A DIY chandelinet inspired by Ancient Chinese architectural and historical art is making the rounds in Australia.

The ‘S’ shaped chandeliers are made from a single piece of copper, and have an original design.

The copper used to make them is called “Mao Yuan” in Chinese, and has been known to have medicinal properties.

“It’s a really simple piece of art that has a lot of potential,” says Julia MacGregor, who’s making the chandelis out of the copper and aluminum she has lying around.

The chandelies were designed by Julia Macgregor.

(Supplied)MacGregor says she’s been making chandelices and chandeletshops since she was a teenager, and she’s had a few designs.

“I always had a fascination with ancient Chinese architecture and it was a big part of my life,” she says.

“The Chinese people were very proud of their ancient architecture and how it’s really the first to modernise the Chinese landscape.”

So, MacGregore decided to put her skills to the test.

“One of my goals was to make a chandelette that could stand up to the weather,” she said.

The designs were inspired by an ancient Chinese building, and were originally made with copper and metal, and are decorated with Chinese characters.

“There’s a lot going on in these pieces of copper and aluminium, and it’s very much influenced by the way Chinese people made their things,” she explained.

A Chinese chandelerie is pictured at a Chinese traditional art gallery in Beijing.”

It’s just one piece of a very complex and elaborate design.”

A Chinese chandelerie is pictured at a Chinese traditional art gallery in Beijing.

The pieces are currently on display in the Chinese traditional artist’s studio at the Art and Crafts Museum in Sydney.

MacGregore has also created other chandeliets, including an Egyptian one, and plans to create one of her own.

She’s been inspired by the designs of her ancestors.

“They were very good at making chimes and playing instruments, so I wanted to make something that I could also use,” she told 7.30.

“A chandeliby was very important to them, and there was a lot that they used to create their music.”

The chimes are on display at the Chinese Traditional artist’s Studio at the Arts and Craft’s Museum in Canberra.

(ABC News: David McGreal)Macgregor says her designs are not just for the china’s rich history, but for the people of Australia.

“These chandelimets are designed to look beautiful and to be practical and elegant, and also to make people feel good about their home and about themselves,” she explains.

“People will feel like they have a place in their community.”

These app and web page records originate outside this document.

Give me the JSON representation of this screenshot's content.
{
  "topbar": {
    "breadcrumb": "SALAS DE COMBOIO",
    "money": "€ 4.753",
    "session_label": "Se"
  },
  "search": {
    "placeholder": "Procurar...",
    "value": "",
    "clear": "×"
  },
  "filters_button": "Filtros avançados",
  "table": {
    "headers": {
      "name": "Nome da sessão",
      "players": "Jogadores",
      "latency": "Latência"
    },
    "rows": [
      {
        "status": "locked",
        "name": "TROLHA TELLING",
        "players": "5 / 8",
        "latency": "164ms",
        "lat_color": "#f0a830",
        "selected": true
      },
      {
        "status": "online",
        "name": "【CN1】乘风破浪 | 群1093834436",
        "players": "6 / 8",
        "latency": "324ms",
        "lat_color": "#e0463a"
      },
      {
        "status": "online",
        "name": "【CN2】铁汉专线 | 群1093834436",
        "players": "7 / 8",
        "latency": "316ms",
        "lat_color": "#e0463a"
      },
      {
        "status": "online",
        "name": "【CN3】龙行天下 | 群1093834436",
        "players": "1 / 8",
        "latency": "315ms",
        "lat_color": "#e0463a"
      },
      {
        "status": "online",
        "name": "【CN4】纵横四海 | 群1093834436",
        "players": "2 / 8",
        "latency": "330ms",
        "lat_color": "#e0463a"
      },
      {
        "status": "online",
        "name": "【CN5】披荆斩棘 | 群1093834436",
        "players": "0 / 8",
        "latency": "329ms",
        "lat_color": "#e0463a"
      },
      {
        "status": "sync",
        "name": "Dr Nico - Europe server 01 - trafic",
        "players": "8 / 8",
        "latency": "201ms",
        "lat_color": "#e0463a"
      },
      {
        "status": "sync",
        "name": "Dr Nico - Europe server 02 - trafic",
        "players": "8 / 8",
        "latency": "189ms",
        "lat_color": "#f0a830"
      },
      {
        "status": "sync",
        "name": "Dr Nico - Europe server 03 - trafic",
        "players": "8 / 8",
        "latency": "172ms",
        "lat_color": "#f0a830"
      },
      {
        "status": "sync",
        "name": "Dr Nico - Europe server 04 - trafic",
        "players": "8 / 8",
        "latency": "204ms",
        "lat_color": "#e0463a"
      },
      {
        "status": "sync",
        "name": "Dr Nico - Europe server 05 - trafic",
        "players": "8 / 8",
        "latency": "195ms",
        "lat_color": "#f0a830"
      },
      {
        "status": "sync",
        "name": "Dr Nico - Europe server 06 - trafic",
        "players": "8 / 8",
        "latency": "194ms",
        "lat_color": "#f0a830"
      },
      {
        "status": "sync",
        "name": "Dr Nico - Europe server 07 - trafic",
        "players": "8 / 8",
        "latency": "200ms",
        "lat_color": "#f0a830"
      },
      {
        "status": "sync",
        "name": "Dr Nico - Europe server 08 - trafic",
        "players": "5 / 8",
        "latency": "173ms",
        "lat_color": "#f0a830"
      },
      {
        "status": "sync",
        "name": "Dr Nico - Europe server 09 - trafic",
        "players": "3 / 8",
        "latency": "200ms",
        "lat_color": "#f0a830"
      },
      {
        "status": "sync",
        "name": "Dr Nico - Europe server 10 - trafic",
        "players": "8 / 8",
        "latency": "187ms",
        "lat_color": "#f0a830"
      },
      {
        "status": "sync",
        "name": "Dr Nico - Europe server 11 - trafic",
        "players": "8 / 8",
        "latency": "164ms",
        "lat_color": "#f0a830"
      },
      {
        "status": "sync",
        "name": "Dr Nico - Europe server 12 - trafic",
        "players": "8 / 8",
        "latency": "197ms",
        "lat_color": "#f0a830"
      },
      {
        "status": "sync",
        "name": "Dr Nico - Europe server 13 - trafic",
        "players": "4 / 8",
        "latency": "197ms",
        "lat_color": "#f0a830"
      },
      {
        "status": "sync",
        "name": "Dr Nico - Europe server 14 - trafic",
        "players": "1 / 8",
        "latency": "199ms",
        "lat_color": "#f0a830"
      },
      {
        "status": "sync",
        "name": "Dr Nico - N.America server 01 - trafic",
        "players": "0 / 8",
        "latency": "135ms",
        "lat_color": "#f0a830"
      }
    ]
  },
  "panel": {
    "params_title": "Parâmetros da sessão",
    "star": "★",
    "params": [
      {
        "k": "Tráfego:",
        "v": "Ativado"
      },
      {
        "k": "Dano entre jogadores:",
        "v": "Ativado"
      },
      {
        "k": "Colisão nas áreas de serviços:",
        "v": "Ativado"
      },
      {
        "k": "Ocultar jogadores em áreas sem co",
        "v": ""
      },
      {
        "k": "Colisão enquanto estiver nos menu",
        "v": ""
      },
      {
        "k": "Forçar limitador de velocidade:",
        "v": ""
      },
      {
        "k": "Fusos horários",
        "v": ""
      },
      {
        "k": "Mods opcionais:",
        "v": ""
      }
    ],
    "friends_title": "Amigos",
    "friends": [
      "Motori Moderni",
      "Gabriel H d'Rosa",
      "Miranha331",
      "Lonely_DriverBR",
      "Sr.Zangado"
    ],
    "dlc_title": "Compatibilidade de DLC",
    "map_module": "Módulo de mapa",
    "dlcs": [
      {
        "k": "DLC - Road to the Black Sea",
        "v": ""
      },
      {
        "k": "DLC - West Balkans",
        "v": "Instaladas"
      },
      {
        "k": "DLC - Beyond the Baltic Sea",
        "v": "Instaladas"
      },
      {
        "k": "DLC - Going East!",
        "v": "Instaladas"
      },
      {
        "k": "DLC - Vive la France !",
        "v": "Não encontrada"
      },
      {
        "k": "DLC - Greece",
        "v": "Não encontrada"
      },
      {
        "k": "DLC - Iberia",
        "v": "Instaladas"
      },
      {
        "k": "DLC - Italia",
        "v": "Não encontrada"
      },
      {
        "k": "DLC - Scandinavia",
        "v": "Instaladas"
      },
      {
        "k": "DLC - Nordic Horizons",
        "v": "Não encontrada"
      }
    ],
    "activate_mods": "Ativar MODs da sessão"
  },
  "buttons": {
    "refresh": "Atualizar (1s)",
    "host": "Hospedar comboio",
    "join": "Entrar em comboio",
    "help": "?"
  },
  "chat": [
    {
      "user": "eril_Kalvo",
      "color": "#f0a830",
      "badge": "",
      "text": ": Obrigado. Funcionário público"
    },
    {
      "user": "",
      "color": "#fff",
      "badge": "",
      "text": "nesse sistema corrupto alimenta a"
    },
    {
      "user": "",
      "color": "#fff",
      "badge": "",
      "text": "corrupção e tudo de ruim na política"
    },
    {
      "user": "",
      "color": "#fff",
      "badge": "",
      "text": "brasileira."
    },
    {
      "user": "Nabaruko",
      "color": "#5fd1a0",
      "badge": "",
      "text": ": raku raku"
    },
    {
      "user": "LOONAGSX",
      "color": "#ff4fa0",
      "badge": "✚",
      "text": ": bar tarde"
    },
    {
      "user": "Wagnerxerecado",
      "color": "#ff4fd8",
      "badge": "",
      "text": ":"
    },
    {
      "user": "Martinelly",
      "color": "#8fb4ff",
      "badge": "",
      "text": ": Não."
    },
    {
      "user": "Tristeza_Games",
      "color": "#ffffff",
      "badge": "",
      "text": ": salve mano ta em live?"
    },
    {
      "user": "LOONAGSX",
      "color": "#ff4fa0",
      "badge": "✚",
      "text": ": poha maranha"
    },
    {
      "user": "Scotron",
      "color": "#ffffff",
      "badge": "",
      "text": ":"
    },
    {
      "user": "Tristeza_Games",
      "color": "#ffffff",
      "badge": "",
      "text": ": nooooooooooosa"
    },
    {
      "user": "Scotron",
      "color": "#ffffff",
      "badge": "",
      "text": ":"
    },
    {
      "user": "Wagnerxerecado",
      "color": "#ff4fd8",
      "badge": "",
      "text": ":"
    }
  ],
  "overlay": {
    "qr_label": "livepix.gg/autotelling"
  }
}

The designs are on sale now for $150, but MacGregors owner hopes to sell the pieces at an auction.

Topics:art-and-crafts,chinese,history,architecture,hong-kong,australiaContact Melanie MacGregoryMore stories from Australia